Task details – Every entry must be duplicated precisely as written.

Segment Start: Extracted information

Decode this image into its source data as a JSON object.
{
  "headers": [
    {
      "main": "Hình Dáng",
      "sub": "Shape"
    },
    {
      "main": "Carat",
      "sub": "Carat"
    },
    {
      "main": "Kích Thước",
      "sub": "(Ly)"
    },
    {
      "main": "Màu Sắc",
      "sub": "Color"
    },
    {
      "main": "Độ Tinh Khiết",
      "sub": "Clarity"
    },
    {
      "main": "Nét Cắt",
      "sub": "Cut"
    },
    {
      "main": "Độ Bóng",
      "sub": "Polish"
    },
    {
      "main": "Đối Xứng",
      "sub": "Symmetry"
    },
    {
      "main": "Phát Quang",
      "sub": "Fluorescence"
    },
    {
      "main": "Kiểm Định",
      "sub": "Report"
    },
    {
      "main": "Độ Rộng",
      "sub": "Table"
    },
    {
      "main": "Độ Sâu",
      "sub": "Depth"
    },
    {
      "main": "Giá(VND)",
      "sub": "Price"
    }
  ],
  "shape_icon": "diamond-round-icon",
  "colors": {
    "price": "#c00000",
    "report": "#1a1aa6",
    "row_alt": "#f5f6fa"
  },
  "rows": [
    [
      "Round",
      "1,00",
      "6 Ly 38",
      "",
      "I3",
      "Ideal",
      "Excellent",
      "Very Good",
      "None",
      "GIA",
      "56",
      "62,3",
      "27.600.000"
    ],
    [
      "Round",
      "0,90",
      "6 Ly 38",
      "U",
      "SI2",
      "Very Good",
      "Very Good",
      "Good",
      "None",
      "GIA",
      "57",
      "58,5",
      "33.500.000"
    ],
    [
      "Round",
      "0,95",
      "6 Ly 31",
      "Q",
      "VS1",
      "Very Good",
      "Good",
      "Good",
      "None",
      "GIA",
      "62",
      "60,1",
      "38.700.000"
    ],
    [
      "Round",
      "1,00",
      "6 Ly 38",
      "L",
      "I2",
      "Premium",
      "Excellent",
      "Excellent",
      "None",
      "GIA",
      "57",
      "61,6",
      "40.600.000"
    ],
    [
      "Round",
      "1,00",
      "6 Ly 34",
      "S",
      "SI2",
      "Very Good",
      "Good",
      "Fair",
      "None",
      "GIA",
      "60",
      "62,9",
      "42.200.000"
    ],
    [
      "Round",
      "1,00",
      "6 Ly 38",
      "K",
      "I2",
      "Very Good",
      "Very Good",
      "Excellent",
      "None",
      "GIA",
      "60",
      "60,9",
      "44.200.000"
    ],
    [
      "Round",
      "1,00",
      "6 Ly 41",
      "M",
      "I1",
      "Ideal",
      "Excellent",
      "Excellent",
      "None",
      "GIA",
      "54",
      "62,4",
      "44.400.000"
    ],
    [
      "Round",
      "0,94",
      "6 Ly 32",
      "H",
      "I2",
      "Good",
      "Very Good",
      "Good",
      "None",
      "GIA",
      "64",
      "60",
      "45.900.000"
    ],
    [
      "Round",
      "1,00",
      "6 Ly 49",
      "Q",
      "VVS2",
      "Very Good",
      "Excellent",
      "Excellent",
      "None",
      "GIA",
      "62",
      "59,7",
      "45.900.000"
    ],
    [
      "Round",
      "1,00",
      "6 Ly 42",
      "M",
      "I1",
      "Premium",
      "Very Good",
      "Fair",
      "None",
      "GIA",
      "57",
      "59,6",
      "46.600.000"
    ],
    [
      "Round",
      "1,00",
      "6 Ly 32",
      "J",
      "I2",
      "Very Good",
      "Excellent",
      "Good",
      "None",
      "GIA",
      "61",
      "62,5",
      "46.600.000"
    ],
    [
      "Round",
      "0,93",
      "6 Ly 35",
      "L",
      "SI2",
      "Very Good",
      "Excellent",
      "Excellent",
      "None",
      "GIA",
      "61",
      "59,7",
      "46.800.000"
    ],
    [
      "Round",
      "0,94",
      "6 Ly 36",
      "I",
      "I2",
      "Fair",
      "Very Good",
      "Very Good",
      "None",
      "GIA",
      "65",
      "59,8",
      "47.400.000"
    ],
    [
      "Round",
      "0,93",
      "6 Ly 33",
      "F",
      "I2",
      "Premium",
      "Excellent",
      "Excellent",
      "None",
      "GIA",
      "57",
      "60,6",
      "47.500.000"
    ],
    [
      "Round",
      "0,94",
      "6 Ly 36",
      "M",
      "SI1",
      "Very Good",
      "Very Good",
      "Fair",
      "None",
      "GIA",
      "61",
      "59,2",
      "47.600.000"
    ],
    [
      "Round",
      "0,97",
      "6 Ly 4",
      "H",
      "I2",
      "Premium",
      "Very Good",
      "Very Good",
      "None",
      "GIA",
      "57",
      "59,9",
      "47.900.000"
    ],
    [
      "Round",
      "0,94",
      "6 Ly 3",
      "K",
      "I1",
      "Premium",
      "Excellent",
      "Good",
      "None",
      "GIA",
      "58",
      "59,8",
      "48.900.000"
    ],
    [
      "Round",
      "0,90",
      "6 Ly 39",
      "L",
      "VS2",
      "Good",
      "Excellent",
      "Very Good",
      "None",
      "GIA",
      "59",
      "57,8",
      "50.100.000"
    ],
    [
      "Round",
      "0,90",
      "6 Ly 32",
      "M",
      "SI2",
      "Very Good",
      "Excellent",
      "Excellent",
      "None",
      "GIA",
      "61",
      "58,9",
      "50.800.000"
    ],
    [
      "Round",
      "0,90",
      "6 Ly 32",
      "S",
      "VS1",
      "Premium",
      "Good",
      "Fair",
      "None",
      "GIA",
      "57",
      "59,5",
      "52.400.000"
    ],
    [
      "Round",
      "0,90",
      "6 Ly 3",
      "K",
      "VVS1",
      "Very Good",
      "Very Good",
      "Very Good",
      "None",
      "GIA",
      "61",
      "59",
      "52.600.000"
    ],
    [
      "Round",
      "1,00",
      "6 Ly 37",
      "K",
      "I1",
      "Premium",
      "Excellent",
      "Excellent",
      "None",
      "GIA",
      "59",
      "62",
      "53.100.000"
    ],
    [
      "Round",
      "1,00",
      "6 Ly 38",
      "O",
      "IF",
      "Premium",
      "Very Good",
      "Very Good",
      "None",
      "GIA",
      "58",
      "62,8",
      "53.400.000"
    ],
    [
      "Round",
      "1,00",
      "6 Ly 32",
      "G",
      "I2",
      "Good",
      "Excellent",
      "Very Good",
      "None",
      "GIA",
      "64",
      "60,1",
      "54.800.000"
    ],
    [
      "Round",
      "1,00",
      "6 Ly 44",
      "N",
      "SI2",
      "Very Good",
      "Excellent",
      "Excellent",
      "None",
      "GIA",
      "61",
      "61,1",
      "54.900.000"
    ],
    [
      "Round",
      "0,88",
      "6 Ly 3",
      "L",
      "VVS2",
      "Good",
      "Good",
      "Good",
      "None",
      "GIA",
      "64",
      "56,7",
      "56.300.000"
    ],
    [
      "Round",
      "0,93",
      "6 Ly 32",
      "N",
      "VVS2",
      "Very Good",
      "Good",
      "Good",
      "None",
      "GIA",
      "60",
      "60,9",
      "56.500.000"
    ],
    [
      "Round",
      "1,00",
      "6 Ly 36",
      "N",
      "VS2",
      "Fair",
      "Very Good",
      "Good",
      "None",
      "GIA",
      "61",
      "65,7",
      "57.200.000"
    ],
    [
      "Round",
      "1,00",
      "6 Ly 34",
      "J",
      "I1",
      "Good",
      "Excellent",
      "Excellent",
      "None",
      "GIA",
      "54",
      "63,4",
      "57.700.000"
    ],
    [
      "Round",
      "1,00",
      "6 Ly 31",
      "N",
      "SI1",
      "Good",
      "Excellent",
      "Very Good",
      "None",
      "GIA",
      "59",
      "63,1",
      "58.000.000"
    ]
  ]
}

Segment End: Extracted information

Solution –
Decode this image into its source data as a JSON object.
{
  "headers": [
    {
      "main": "Hình Dáng",
      "sub": "Shape"
    },
    {
      "main": "Carat",
      "sub": "Carat"
    },
    {
      "main": "Kích Thước",
      "sub": "(Ly)"
    },
    {
      "main": "Màu Sắc",
      "sub": "Color"
    },
    {
      "main": "Độ Tinh Khiết",
      "sub": "Clarity"
    },
    {
      "main": "Nét Cắt",
      "sub": "Cut"
    },
    {
      "main": "Độ Bóng",
      "sub": "Polish"
    },
    {
      "main": "Đối Xứng",
      "sub": "Symmetry"
    },
    {
      "main": "Phát Quang",
      "sub": "Fluorescence"
    },
    {
      "main": "Kiểm Định",
      "sub": "Report"
    },
    {
      "main": "Độ Rộng",
      "sub": "Table"
    },
    {
      "main": "Độ Sâu",
      "sub": "Depth"
    },
    {
      "main": "Giá(VND)",
      "sub": "Price"
    }
  ],
  "shape_icon": "diamond-round-icon",
  "colors": {
    "price": "#c00000",
    "report": "#1a1aa6",
    "row_alt": "#f5f6fa"
  },
  "rows": [
    [
      "Round",
      "1,00",
      "6 Ly 38",
      "",
      "I3",
      "Ideal",
      "Excellent",
      "Very Good",
      "None",
      "GIA",
      "56",
      "62,3",
      "27.600.000"
    ],
    [
      "Round",
      "0,90",
      "6 Ly 38",
      "U",
      "SI2",
      "Very Good",
      "Very Good",
      "Good",
      "None",
      "GIA",
      "57",
      "58,5",
      "33.500.000"
    ],
    [
      "Round",
      "0,95",
      "6 Ly 31",
      "Q",
      "VS1",
      "Very Good",
      "Good",
      "Good",
      "None",
      "GIA",
      "62",
      "60,1",
      "38.700.000"
    ],
    [
      "Round",
      "1,00",
      "6 Ly 38",
      "L",
      "I2",
      "Premium",
      "Excellent",
      "Excellent",
      "None",
      "GIA",
      "57",
      "61,6",
      "40.600.000"
    ],
    [
      "Round",
      "1,00",
      "6 Ly 34",
      "S",
      "SI2",
      "Very Good",
      "Good",
      "Fair",
      "None",
      "GIA",
      "60",
      "62,9",
      "42.200.000"
    ],
    [
      "Round",
      "1,00",
      "6 Ly 38",
      "K",
      "I2",
      "Very Good",
      "Very Good",
      "Excellent",
      "None",
      "GIA",
      "60",
      "60,9",
      "44.200.000"
    ],
    [
      "Round",
      "1,00",
      "6 Ly 41",
      "M",
      "I1",
      "Ideal",
      "Excellent",
      "Excellent",
      "None",
      "GIA",
      "54",
      "62,4",
      "44.400.000"
    ],
    [
      "Round",
      "0,94",
      "6 Ly 32",
      "H",
      "I2",
      "Good",
      "Very Good",
      "Good",
      "None",
      "GIA",
      "64",
      "60",
      "45.900.000"
    ],
    [
      "Round",
      "1,00",
      "6 Ly 49",
      "Q",
      "VVS2",
      "Very Good",
      "Excellent",
      "Excellent",
      "None",
      "GIA",
      "62",
      "59,7",
      "45.900.000"
    ],
    [
      "Round",
      "1,00",
      "6 Ly 42",
      "M",
      "I1",
      "Premium",
      "Very Good",
      "Fair",
      "None",
      "GIA",
      "57",
      "59,6",
      "46.600.000"
    ],
    [
      "Round",
      "1,00",
      "6 Ly 32",
      "J",
      "I2",
      "Very Good",
      "Excellent",
      "Good",
      "None",
      "GIA",
      "61",
      "62,5",
      "46.600.000"
    ],
    [
      "Round",
      "0,93",
      "6 Ly 35",
      "L",
      "SI2",
      "Very Good",
      "Excellent",
      "Excellent",
      "None",
      "GIA",
      "61",
      "59,7",
      "46.800.000"
    ],
    [
      "Round",
      "0,94",
      "6 Ly 36",
      "I",
      "I2",
      "Fair",
      "Very Good",
      "Very Good",
      "None",
      "GIA",
      "65",
      "59,8",
      "47.400.000"
    ],
    [
      "Round",
      "0,93",
      "6 Ly 33",
      "F",
      "I2",
      "Premium",
      "Excellent",
      "Excellent",
      "None",
      "GIA",
      "57",
      "60,6",
      "47.500.000"
    ],
    [
      "Round",
      "0,94",
      "6 Ly 36",
      "M",
      "SI1",
      "Very Good",
      "Very Good",
      "Fair",
      "None",
      "GIA",
      "61",
      "59,2",
      "47.600.000"
    ],
    [
      "Round",
      "0,97",
      "6 Ly 4",
      "H",
      "I2",
      "Premium",
      "Very Good",
      "Very Good",
      "None",
      "GIA",
      "57",
      "59,9",
      "47.900.000"
    ],
    [
      "Round",
      "0,94",
      "6 Ly 3",
      "K",
      "I1",
      "Premium",
      "Excellent",
      "Good",
      "None",
      "GIA",
      "58",
      "59,8",
      "48.900.000"
    ],
    [
      "Round",
      "0,90",
      "6 Ly 39",
      "L",
      "VS2",
      "Good",
      "Excellent",
      "Very Good",
      "None",
      "GIA",
      "59",
      "57,8",
      "50.100.000"
    ],
    [
      "Round",
      "0,90",
      "6 Ly 32",
      "M",
      "SI2",
      "Very Good",
      "Excellent",
      "Excellent",
      "None",
      "GIA",
      "61",
      "58,9",
      "50.800.000"
    ],
    [
      "Round",
      "0,90",
      "6 Ly 32",
      "S",
      "VS1",
      "Premium",
      "Good",
      "Fair",
      "None",
      "GIA",
      "57",
      "59,5",
      "52.400.000"
    ],
    [
      "Round",
      "0,90",
      "6 Ly 3",
      "K",
      "VVS1",
      "Very Good",
      "Very Good",
      "Very Good",
      "None",
      "GIA",
      "61",
      "59",
      "52.600.000"
    ],
    [
      "Round",
      "1,00",
      "6 Ly 37",
      "K",
      "I1",
      "Premium",
      "Excellent",
      "Excellent",
      "None",
      "GIA",
      "59",
      "62",
      "53.100.000"
    ],
    [
      "Round",
      "1,00",
      "6 Ly 38",
      "O",
      "IF",
      "Premium",
      "Very Good",
      "Very Good",
      "None",
      "GIA",
      "58",
      "62,8",
      "53.400.000"
    ],
    [
      "Round",
      "1,00",
      "6 Ly 32",
      "G",
      "I2",
      "Good",
      "Excellent",
      "Very Good",
      "None",
      "GIA",
      "64",
      "60,1",
      "54.800.000"
    ],
    [
      "Round",
      "1,00",
      "6 Ly 44",
      "N",
      "SI2",
      "Very Good",
      "Excellent",
      "Excellent",
      "None",
      "GIA",
      "61",
      "61,1",
      "54.900.000"
    ],
    [
      "Round",
      "0,88",
      "6 Ly 3",
      "L",
      "VVS2",
      "Good",
      "Good",
      "Good",
      "None",
      "GIA",
      "64",
      "56,7",
      "56.300.000"
    ],
    [
      "Round",
      "0,93",
      "6 Ly 32",
      "N",
      "VVS2",
      "Very Good",
      "Good",
      "Good",
      "None",
      "GIA",
      "60",
      "60,9",
      "56.500.000"
    ],
    [
      "Round",
      "1,00",
      "6 Ly 36",
      "N",
      "VS2",
      "Fair",
      "Very Good",
      "Good",
      "None",
      "GIA",
      "61",
      "65,7",
      "57.200.000"
    ],
    [
      "Round",
      "1,00",
      "6 Ly 34",
      "J",
      "I1",
      "Good",
      "Excellent",
      "Excellent",
      "None",
      "GIA",
      "54",
      "63,4",
      "57.700.000"
    ],
    [
      "Round",
      "1,00",
      "6 Ly 31",
      "N",
      "SI1",
      "Good",
      "Excellent",
      "Very Good",
      "None",
      "GIA",
      "59",
      "63,1",
      "58.000.000"
    ]
  ]
}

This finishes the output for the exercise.